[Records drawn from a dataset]
┄┄┄┄┄┄┄┄┄┄

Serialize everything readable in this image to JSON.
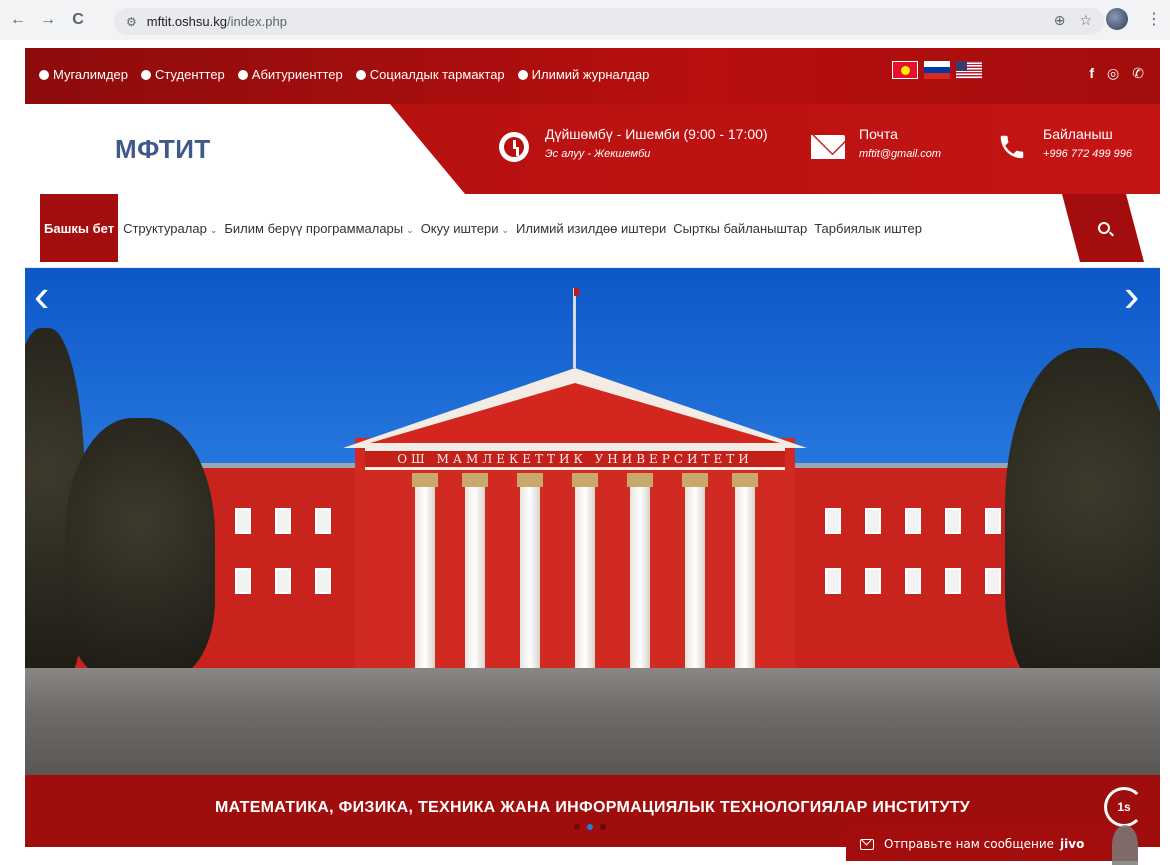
{
  "browser": {
    "url_host": "mftit.oshsu.kg",
    "url_path": "/index.php",
    "back": "←",
    "forward": "→",
    "reload": "C",
    "zoom_icon": "zoom-icon",
    "star_icon": "bookmark-star-icon"
  },
  "topbar": {
    "links": [
      "Мугалимдер",
      "Студенттер",
      "Абитуриенттер",
      "Социалдык тармактар",
      "Илимий журналдар"
    ],
    "flags": [
      "kg-flag-icon",
      "ru-flag-icon",
      "us-flag-icon"
    ],
    "social": {
      "facebook": "f",
      "instagram": "◎",
      "whatsapp": "✆"
    }
  },
  "header": {
    "logo": "МФТИТ",
    "schedule_title": "Дүйшөмбү - Ишемби (9:00 - 17:00)",
    "schedule_sub": "Эс алуу - Жекшемби",
    "mail_title": "Почта",
    "mail_sub": "mftit@gmail.com",
    "phone_title": "Байланыш",
    "phone_sub": "+996 772 499 996"
  },
  "nav": {
    "items": [
      {
        "label": "Башкы бет",
        "dropdown": false
      },
      {
        "label": "Структуралар",
        "dropdown": true
      },
      {
        "label": "Билим берүү программалары",
        "dropdown": true
      },
      {
        "label": "Окуу иштери",
        "dropdown": true
      },
      {
        "label": "Илимий изилдөө иштери",
        "dropdown": false
      },
      {
        "label": "Сырткы байланыштар",
        "dropdown": false
      },
      {
        "label": "Тарбиялык иштер",
        "dropdown": false
      }
    ],
    "chevron": "⌄"
  },
  "slider": {
    "building_sign": "ОШ МАМЛЕКЕТТИК УНИВЕРСИТЕТИ",
    "caption": "МАТЕМАТИКА, ФИЗИКА, ТЕХНИКА ЖАНА ИНФОРМАЦИЯЛЫК ТЕХНОЛОГИЯЛАР ИНСТИТУТУ",
    "prev": "‹",
    "next": "›",
    "timer": "1s",
    "dots": 3,
    "active_dot": 1
  },
  "chat": {
    "label": "Отправьте нам сообщение",
    "brand": "jivo"
  },
  "colors": {
    "brand_red": "#a30d0d",
    "logo_blue": "#3f5a8a"
  }
}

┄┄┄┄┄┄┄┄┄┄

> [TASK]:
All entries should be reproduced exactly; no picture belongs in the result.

> [RESULT FOR THIS TASK]:
Serialize everything readable in this image to JSON.
{
  "browser": {
    "url_host": "mftit.oshsu.kg",
    "url_path": "/index.php",
    "back": "←",
    "forward": "→",
    "reload": "C",
    "zoom_icon": "zoom-icon",
    "star_icon": "bookmark-star-icon"
  },
  "topbar": {
    "links": [
      "Мугалимдер",
      "Студенттер",
      "Абитуриенттер",
      "Социалдык тармактар",
      "Илимий журналдар"
    ],
    "flags": [
      "kg-flag-icon",
      "ru-flag-icon",
      "us-flag-icon"
    ],
    "social": {
      "facebook": "f",
      "instagram": "◎",
      "whatsapp": "✆"
    }
  },
  "header": {
    "logo": "МФТИТ",
    "schedule_title": "Дүйшөмбү - Ишемби (9:00 - 17:00)",
    "schedule_sub": "Эс алуу - Жекшемби",
    "mail_title": "Почта",
    "mail_sub": "mftit@gmail.com",
    "phone_title": "Байланыш",
    "phone_sub": "+996 772 499 996"
  },
  "nav": {
    "items": [
      {
        "label": "Башкы бет",
        "dropdown": false
      },
      {
        "label": "Структуралар",
        "dropdown": true
      },
      {
        "label": "Билим берүү программалары",
        "dropdown": true
      },
      {
        "label": "Окуу иштери",
        "dropdown": true
      },
      {
        "label": "Илимий изилдөө иштери",
        "dropdown": false
      },
      {
        "label": "Сырткы байланыштар",
        "dropdown": false
      },
      {
        "label": "Тарбиялык иштер",
        "dropdown": false
      }
    ],
    "chevron": "⌄"
  },
  "slider": {
    "building_sign": "ОШ МАМЛЕКЕТТИК УНИВЕРСИТЕТИ",
    "caption": "МАТЕМАТИКА, ФИЗИКА, ТЕХНИКА ЖАНА ИНФОРМАЦИЯЛЫК ТЕХНОЛОГИЯЛАР ИНСТИТУТУ",
    "prev": "‹",
    "next": "›",
    "timer": "1s",
    "dots": 3,
    "active_dot": 1
  },
  "chat": {
    "label": "Отправьте нам сообщение",
    "brand": "jivo"
  },
  "colors": {
    "brand_red": "#a30d0d",
    "logo_blue": "#3f5a8a"
  }
}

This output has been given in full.